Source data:
┌────────
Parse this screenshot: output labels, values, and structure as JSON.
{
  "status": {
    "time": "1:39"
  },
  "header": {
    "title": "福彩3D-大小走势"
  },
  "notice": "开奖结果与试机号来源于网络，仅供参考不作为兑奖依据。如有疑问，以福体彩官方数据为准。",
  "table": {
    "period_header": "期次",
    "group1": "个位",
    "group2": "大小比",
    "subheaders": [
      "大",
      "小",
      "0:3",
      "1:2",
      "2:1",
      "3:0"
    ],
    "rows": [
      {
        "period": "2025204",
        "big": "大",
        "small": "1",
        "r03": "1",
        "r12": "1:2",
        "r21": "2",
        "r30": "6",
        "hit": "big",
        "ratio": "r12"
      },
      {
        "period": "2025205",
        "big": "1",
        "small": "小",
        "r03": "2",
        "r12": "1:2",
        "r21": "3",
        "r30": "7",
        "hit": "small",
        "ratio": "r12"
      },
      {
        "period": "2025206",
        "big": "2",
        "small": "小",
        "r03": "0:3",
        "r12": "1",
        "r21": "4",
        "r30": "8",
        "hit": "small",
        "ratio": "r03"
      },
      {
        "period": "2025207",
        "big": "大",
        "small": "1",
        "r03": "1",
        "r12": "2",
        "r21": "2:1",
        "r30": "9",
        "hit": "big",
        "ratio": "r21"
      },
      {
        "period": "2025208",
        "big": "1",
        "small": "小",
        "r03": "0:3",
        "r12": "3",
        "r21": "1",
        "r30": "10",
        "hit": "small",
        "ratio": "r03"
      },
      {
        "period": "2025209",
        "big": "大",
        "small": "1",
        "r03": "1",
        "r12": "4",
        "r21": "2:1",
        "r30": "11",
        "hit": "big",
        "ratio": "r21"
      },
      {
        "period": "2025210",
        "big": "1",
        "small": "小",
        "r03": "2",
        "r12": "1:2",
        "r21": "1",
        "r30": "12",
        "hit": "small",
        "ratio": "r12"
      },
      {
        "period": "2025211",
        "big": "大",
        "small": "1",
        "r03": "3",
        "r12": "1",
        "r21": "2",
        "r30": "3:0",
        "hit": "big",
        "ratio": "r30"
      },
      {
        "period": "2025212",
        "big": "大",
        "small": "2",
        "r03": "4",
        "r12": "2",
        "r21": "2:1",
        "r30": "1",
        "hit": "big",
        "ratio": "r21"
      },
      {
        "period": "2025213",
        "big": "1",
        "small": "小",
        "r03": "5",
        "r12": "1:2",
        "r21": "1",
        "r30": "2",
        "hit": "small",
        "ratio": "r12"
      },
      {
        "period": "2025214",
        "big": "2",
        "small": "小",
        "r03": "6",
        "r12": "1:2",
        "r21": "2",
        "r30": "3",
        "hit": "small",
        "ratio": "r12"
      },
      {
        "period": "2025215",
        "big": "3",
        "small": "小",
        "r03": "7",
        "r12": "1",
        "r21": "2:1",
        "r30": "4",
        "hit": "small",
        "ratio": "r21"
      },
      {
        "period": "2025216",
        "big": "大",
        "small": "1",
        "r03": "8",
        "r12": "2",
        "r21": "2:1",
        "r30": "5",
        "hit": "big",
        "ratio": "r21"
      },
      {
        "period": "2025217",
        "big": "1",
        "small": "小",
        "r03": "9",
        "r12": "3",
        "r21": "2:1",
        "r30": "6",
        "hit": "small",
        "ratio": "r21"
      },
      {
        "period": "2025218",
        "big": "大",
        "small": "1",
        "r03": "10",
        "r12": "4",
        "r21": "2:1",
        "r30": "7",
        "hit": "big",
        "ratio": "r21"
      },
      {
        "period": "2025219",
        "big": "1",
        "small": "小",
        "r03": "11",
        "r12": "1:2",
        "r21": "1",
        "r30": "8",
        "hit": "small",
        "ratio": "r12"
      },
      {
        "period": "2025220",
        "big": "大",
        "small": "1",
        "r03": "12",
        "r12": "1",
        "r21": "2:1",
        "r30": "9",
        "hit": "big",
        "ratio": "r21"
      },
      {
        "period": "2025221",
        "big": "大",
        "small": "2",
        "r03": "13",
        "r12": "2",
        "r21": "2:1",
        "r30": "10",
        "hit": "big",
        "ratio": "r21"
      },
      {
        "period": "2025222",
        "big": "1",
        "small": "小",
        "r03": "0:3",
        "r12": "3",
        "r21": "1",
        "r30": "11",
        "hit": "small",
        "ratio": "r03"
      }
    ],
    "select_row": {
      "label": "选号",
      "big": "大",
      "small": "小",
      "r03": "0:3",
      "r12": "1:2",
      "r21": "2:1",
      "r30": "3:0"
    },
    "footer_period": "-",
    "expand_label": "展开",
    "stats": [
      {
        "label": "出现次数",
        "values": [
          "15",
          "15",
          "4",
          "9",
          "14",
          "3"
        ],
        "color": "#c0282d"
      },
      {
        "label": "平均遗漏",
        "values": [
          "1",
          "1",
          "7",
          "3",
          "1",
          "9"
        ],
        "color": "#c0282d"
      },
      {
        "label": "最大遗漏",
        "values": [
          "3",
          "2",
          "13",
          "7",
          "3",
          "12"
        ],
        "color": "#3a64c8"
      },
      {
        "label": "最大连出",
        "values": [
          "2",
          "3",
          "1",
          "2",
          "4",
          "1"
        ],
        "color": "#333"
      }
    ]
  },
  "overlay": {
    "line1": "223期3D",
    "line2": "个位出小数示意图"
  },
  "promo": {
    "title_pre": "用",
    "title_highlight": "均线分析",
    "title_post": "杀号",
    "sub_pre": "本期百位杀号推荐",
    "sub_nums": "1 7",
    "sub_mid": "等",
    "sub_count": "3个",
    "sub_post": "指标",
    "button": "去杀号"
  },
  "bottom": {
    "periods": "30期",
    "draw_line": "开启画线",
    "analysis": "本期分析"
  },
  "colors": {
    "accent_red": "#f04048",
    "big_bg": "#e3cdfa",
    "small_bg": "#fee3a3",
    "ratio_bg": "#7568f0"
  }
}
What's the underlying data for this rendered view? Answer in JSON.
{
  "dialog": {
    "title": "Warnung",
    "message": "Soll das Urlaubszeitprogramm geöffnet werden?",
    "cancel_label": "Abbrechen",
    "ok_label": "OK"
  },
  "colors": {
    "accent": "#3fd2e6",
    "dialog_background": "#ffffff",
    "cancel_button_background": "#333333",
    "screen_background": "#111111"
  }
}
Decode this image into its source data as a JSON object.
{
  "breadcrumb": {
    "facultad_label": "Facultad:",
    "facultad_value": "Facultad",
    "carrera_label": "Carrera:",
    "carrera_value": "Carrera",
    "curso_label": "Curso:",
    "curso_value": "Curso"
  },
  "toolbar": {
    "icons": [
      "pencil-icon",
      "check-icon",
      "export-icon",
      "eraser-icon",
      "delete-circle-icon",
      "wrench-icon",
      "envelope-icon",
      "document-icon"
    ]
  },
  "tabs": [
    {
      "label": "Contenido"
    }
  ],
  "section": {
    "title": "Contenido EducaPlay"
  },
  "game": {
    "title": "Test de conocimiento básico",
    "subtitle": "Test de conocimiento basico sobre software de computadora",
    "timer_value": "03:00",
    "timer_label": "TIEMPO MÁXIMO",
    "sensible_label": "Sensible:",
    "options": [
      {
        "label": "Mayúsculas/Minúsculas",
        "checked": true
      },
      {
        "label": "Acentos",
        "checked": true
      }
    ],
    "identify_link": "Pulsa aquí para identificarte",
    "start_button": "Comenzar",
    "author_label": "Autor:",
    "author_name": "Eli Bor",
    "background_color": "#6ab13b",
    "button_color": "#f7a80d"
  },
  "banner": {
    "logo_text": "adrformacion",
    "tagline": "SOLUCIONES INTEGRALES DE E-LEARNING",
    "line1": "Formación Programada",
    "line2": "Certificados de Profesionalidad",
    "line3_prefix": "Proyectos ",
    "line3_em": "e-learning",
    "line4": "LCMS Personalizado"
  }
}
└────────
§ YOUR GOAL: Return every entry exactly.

§ REPLY:
Parse this screenshot: output labels, values, and structure as JSON.
{
  "status": {
    "time": "1:39"
  },
  "header": {
    "title": "福彩3D-大小走势"
  },
  "notice": "开奖结果与试机号来源于网络，仅供参考不作为兑奖依据。如有疑问，以福体彩官方数据为准。",
  "table": {
    "period_header": "期次",
    "group1": "个位",
    "group2": "大小比",
    "subheaders": [
      "大",
      "小",
      "0:3",
      "1:2",
      "2:1",
      "3:0"
    ],
    "rows": [
      {
        "period": "2025204",
        "big": "大",
        "small": "1",
        "r03": "1",
        "r12": "1:2",
        "r21": "2",
        "r30": "6",
        "hit": "big",
        "ratio": "r12"
      },
      {
        "period": "2025205",
        "big": "1",
        "small": "小",
        "r03": "2",
        "r12": "1:2",
        "r21": "3",
        "r30": "7",
        "hit": "small",
        "ratio": "r12"
      },
      {
        "period": "2025206",
        "big": "2",
        "small": "小",
        "r03": "0:3",
        "r12": "1",
        "r21": "4",
        "r30": "8",
        "hit": "small",
        "ratio": "r03"
      },
      {
        "period": "2025207",
        "big": "大",
        "small": "1",
        "r03": "1",
        "r12": "2",
        "r21": "2:1",
        "r30": "9",
        "hit": "big",
        "ratio": "r21"
      },
      {
        "period": "2025208",
        "big": "1",
        "small": "小",
        "r03": "0:3",
        "r12": "3",
        "r21": "1",
        "r30": "10",
        "hit": "small",
        "ratio": "r03"
      },
      {
        "period": "2025209",
        "big": "大",
        "small": "1",
        "r03": "1",
        "r12": "4",
        "r21": "2:1",
        "r30": "11",
        "hit": "big",
        "ratio": "r21"
      },
      {
        "period": "2025210",
        "big": "1",
        "small": "小",
        "r03": "2",
        "r12": "1:2",
        "r21": "1",
        "r30": "12",
        "hit": "small",
        "ratio": "r12"
      },
      {
        "period": "2025211",
        "big": "大",
        "small": "1",
        "r03": "3",
        "r12": "1",
        "r21": "2",
        "r30": "3:0",
        "hit": "big",
        "ratio": "r30"
      },
      {
        "period": "2025212",
        "big": "大",
        "small": "2",
        "r03": "4",
        "r12": "2",
        "r21": "2:1",
        "r30": "1",
        "hit": "big",
        "ratio": "r21"
      },
      {
        "period": "2025213",
        "big": "1",
        "small": "小",
        "r03": "5",
        "r12": "1:2",
        "r21": "1",
        "r30": "2",
        "hit": "small",
        "ratio": "r12"
      },
      {
        "period": "2025214",
        "big": "2",
        "small": "小",
        "r03": "6",
        "r12": "1:2",
        "r21": "2",
        "r30": "3",
        "hit": "small",
        "ratio": "r12"
      },
      {
        "period": "2025215",
        "big": "3",
        "small": "小",
        "r03": "7",
        "r12": "1",
        "r21": "2:1",
        "r30": "4",
        "hit": "small",
        "ratio": "r21"
      },
      {
        "period": "2025216",
        "big": "大",
        "small": "1",
        "r03": "8",
        "r12": "2",
        "r21": "2:1",
        "r30": "5",
        "hit": "big",
        "ratio": "r21"
      },
      {
        "period": "2025217",
        "big": "1",
        "small": "小",
        "r03": "9",
        "r12": "3",
        "r21": "2:1",
        "r30": "6",
        "hit": "small",
        "ratio": "r21"
      },
      {
        "period": "2025218",
        "big": "大",
        "small": "1",
        "r03": "10",
        "r12": "4",
        "r21": "2:1",
        "r30": "7",
        "hit": "big",
        "ratio": "r21"
      },
      {
        "period": "2025219",
        "big": "1",
        "small": "小",
        "r03": "11",
        "r12": "1:2",
        "r21": "1",
        "r30": "8",
        "hit": "small",
        "ratio": "r12"
      },
      {
        "period": "2025220",
        "big": "大",
        "small": "1",
        "r03": "12",
        "r12": "1",
        "r21": "2:1",
        "r30": "9",
        "hit": "big",
        "ratio": "r21"
      },
      {
        "period": "2025221",
        "big": "大",
        "small": "2",
        "r03": "13",
        "r12": "2",
        "r21": "2:1",
        "r30": "10",
        "hit": "big",
        "ratio": "r21"
      },
      {
        "period": "2025222",
        "big": "1",
        "small": "小",
        "r03": "0:3",
        "r12": "3",
        "r21": "1",
        "r30": "11",
        "hit": "small",
        "ratio": "r03"
      }
    ],
    "select_row": {
      "label": "选号",
      "big": "大",
      "small": "小",
      "r03": "0:3",
      "r12": "1:2",
      "r21": "2:1",
      "r30": "3:0"
    },
    "footer_period": "-",
    "expand_label": "展开",
    "stats": [
      {
        "label": "出现次数",
        "values": [
          "15",
          "15",
          "4",
          "9",
          "14",
          "3"
        ],
        "color": "#c0282d"
      },
      {
        "label": "平均遗漏",
        "values": [
          "1",
          "1",
          "7",
          "3",
          "1",
          "9"
        ],
        "color": "#c0282d"
      },
      {
        "label": "最大遗漏",
        "values": [
          "3",
          "2",
          "13",
          "7",
          "3",
          "12"
        ],
        "color": "#3a64c8"
      },
      {
        "label": "最大连出",
        "values": [
          "2",
          "3",
          "1",
          "2",
          "4",
          "1"
        ],
        "color": "#333"
      }
    ]
  },
  "overlay": {
    "line1": "223期3D",
    "line2": "个位出小数示意图"
  },
  "promo": {
    "title_pre": "用",
    "title_highlight": "均线分析",
    "title_post": "杀号",
    "sub_pre": "本期百位杀号推荐",
    "sub_nums": "1 7",
    "sub_mid": "等",
    "sub_count": "3个",
    "sub_post": "指标",
    "button": "去杀号"
  },
  "bottom": {
    "periods": "30期",
    "draw_line": "开启画线",
    "analysis": "本期分析"
  },
  "colors": {
    "accent_red": "#f04048",
    "big_bg": "#e3cdfa",
    "small_bg": "#fee3a3",
    "ratio_bg": "#7568f0"
  }
}
What's the underlying data for this rendered view? Answer in JSON.
{
  "dialog": {
    "title": "Warnung",
    "message": "Soll das Urlaubszeitprogramm geöffnet werden?",
    "cancel_label": "Abbrechen",
    "ok_label": "OK"
  },
  "colors": {
    "accent": "#3fd2e6",
    "dialog_background": "#ffffff",
    "cancel_button_background": "#333333",
    "screen_background": "#111111"
  }
}
Decode this image into its source data as a JSON object.
{
  "breadcrumb": {
    "facultad_label": "Facultad:",
    "facultad_value": "Facultad",
    "carrera_label": "Carrera:",
    "carrera_value": "Carrera",
    "curso_label": "Curso:",
    "curso_value": "Curso"
  },
  "toolbar": {
    "icons": [
      "pencil-icon",
      "check-icon",
      "export-icon",
      "eraser-icon",
      "delete-circle-icon",
      "wrench-icon",
      "envelope-icon",
      "document-icon"
    ]
  },
  "tabs": [
    {
      "label": "Contenido"
    }
  ],
  "section": {
    "title": "Contenido EducaPlay"
  },
  "game": {
    "title": "Test de conocimiento básico",
    "subtitle": "Test de conocimiento basico sobre software de computadora",
    "timer_value": "03:00",
    "timer_label": "TIEMPO MÁXIMO",
    "sensible_label": "Sensible:",
    "options": [
      {
        "label": "Mayúsculas/Minúsculas",
        "checked": true
      },
      {
        "label": "Acentos",
        "checked": true
      }
    ],
    "identify_link": "Pulsa aquí para identificarte",
    "start_button": "Comenzar",
    "author_label": "Autor:",
    "author_name": "Eli Bor",
    "background_color": "#6ab13b",
    "button_color": "#f7a80d"
  },
  "banner": {
    "logo_text": "adrformacion",
    "tagline": "SOLUCIONES INTEGRALES DE E-LEARNING",
    "line1": "Formación Programada",
    "line2": "Certificados de Profesionalidad",
    "line3_prefix": "Proyectos ",
    "line3_em": "e-learning",
    "line4": "LCMS Personalizado"
  }
}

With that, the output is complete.